Murder of Meryl Parry by husband Michael 'could not have been predicted'
The murder of a woman who had dementia by her depressed husband could not have been predicted, a review has found.
Meryl Parry, 80, was found in bed with a pillow over her face at the Cumbrian home she shared with husband Michael, 81, in September 2015.
Mr Parry was later found dead in the River Eden ahead of a court appearance.
A Domestic Homicide Review concluded information about the vulnerable couple was not properly shared, but that the killing could not have been foreseen.
The review, carried out by Carlisle and Eden Community Safety Partnership, found there was no proper assessment of the couple by social workers and others.
It also said risk factors, including the couple's isolated location and Mr Parry's anxious state, were not picked up.

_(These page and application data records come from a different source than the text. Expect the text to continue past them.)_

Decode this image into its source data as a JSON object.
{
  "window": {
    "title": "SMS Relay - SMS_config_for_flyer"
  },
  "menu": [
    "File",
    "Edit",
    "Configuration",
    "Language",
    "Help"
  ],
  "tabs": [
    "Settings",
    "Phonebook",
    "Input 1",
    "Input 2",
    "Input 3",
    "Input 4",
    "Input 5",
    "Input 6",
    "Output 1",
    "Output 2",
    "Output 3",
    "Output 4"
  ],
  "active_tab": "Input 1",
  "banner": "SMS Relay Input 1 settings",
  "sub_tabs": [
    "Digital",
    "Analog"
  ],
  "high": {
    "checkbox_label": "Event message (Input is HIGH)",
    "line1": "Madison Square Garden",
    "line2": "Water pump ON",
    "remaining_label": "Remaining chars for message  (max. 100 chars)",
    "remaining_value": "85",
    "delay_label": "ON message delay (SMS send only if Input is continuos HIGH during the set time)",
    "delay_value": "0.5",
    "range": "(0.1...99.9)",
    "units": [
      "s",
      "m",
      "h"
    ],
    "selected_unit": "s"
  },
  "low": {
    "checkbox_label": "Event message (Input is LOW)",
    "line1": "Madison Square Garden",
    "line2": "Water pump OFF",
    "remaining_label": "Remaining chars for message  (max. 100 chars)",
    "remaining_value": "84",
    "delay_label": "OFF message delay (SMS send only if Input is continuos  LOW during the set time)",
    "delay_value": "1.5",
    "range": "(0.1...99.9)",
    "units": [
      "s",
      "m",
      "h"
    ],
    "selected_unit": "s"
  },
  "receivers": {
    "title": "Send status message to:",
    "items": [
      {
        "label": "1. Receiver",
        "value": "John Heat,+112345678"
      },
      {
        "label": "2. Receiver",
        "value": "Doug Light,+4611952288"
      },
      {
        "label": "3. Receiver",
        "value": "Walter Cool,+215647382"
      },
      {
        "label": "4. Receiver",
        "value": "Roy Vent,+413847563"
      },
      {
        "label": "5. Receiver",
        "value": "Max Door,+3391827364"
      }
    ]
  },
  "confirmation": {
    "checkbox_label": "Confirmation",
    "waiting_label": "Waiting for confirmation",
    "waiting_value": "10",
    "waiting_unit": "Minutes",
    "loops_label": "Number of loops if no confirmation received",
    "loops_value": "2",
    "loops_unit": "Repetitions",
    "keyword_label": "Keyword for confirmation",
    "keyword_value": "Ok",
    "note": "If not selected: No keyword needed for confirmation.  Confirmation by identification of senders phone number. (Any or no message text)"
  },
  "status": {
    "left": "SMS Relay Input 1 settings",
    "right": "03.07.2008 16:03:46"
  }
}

An inquest heard Mr Parry was due to go into hospital for an operation and had failed to find suitable respite care for his wife.
Police and an ambulance were called by Mr Parry to the couple's remote home in Ainstable, near Carlisle, on the evening of 2 September.
His wife was found upstairs with a pillow covering her face and a plastic bag over her head.
A post-mortem examination later revealed Mrs Parry died from asphyxia and had also been given a large dose of sleeping pills.
The review concluded: "This is a tragic case that has deeply affected family members, the wider community and the agencies who worked with them.
"Mr Parry had reached a point of crisis at which he made a decision to end the life of his wife and himself.
"There were clearly a number of inadequacies in managing the risks identified. In an ideal world and with the benefit of hindsight, these would not have occurred.
"It is not possible to know definitively what motivated Mr Parry to kill his wife, and whether her death could have been prevented."
Councillor Mary Robinson, chairwoman of the Carlisle and Eden Community Safety Partnership, said: "This was a tragic case, involving a devoted elderly couple.
"The review has examined the case in depth and has concluded that the death was not predictable.
"However there are lessons which can be learned particularly regarding information sharing, risk assessment and the levels of support available for carers of those with dementia.
"All the agencies and organisations are committed to improving practice, and the Community Safety Partnership will monitor the implementation of the Action Plan to which all partners have signed up to deliver."